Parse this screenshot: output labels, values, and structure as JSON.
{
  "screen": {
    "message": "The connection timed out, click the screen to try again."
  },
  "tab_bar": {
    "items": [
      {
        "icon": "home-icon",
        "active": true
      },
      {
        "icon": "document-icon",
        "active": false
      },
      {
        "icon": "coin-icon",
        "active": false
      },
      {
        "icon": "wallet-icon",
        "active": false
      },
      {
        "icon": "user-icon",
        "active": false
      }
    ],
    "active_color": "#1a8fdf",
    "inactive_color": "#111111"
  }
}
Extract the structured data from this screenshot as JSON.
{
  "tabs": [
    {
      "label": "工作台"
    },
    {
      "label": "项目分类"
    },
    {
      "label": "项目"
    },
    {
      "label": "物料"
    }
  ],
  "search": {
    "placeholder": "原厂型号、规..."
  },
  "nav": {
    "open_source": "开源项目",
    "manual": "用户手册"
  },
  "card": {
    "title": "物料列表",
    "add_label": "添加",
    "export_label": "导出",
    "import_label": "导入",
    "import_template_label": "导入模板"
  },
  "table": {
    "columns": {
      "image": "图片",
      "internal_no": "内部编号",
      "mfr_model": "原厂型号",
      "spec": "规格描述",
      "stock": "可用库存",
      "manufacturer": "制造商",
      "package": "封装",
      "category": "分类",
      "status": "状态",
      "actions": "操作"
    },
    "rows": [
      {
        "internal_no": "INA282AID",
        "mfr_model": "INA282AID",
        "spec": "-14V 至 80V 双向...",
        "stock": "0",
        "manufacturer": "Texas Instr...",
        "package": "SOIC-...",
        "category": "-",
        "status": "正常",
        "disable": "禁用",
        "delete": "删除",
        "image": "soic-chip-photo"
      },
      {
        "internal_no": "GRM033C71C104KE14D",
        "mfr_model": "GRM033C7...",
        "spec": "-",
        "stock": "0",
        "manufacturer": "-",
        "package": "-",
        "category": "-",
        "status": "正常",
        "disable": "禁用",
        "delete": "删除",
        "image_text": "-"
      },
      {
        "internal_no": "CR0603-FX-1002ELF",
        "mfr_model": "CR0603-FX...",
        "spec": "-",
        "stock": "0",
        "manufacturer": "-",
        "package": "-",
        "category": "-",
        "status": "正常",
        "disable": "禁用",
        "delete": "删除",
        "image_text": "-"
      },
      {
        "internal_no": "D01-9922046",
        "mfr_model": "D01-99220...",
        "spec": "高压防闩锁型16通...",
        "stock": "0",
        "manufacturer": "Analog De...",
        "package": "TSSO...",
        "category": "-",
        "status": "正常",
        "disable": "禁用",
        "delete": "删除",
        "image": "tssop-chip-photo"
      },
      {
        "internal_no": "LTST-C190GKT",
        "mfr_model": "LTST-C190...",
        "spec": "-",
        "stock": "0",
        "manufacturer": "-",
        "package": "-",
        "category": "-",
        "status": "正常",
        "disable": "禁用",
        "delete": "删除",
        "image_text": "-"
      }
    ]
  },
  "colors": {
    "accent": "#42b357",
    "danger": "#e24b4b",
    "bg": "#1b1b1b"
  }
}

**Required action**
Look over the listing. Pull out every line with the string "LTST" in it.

**Solution for this exercise**
        "internal_no": "LTST-C190GKT",
        "mfr_model": "LTST-C190...",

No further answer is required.